Will employers who require the vaccine be required to pay for vaccine-related complications?
Any such injury would likely be covered by states’ workers compensation regimes. See, e.g., Atkinson v City of New York, No. 37, 96 N.Y.2d 809 (N.Y., March 27, 2001).
Further, employers who choose to administer the vaccine may be immune from suit pursuant to the Public Readiness and Emergency Preparedness (PREP) Act. Under the PREP Act, “covered persons” are protected from liability “against any claim of loss caused by, arising out of, relating to, or resulting from, the manufacture, distribution, administration, or use of certain medical countermeasures (Covered Countermeasures), except for claims involving ‘willful misconduct.’” 85 FR 79190, 91. Covered Persons who are afforded liability include “’manufacturers,’ ‘distributors,’ ‘program planners,’ and ‘qualified persons,’ as those terms are defined in the PREP Act; their officials, agents, and employees; and the United States.” The latest guidance on the PREP Act states that a “program planner” includes organizations that supervise or administer a program for dispensing or distributing pandemic products, which includes vaccines. See Advisory Opinion 20-04, DHHS Oct. 23, 2020.
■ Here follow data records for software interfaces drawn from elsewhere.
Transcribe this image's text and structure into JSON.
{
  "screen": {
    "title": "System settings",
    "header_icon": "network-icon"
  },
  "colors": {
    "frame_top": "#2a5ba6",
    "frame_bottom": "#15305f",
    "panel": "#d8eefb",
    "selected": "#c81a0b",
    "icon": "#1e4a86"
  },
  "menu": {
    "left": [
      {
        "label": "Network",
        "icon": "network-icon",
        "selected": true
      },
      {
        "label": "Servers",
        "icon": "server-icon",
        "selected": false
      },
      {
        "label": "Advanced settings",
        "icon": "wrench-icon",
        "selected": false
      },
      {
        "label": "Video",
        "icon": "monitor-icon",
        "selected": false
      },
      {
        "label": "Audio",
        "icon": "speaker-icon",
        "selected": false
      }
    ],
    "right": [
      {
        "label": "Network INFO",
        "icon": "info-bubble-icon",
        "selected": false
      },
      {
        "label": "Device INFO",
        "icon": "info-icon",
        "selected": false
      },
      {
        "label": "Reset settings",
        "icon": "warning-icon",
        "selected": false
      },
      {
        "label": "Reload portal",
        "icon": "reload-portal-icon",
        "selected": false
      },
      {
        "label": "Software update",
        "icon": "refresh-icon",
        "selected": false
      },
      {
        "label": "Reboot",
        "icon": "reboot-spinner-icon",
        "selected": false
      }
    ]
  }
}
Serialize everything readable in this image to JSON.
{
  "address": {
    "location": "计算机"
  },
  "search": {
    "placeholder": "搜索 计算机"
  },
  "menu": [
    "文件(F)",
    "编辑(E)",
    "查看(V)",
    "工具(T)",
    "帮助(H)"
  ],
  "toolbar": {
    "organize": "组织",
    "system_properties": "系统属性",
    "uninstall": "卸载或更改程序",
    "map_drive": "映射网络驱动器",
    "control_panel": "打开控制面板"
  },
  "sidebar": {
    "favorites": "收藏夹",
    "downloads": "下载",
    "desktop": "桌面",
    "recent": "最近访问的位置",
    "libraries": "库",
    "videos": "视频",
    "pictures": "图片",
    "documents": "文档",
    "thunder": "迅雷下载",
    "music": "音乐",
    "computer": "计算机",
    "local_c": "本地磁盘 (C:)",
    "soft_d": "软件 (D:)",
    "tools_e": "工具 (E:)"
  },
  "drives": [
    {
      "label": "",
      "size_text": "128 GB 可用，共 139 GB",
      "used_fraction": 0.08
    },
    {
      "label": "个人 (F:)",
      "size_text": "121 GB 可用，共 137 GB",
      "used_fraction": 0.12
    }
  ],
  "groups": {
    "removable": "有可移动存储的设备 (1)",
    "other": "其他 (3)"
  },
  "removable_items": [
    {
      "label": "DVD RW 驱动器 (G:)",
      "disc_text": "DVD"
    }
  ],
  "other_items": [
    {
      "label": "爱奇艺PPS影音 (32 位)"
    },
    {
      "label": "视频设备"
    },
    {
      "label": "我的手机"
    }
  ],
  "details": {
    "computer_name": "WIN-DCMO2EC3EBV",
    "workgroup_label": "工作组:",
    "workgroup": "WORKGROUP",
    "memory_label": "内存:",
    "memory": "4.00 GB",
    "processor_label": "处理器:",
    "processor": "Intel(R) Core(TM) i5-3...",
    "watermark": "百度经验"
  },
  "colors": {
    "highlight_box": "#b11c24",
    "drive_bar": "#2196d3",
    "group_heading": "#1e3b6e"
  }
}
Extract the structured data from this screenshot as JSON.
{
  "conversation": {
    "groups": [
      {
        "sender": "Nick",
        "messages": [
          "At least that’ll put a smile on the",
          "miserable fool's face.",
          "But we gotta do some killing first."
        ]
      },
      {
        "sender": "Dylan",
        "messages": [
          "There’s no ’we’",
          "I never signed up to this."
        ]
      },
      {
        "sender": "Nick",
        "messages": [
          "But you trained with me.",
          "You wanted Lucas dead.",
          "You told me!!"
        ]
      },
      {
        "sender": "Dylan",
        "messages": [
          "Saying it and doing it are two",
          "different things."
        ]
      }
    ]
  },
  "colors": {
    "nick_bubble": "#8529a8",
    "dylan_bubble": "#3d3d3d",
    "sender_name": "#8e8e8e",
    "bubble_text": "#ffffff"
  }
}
Helene Hechtkopf is a litigation partner in Hoguet Newman Regal and Kenney’s employment and commercial litigation practices. Emily Hogan Long is an associate at the firm, with experience representing clients in complex commercial litigations, including employment, securities and other commercial disputes.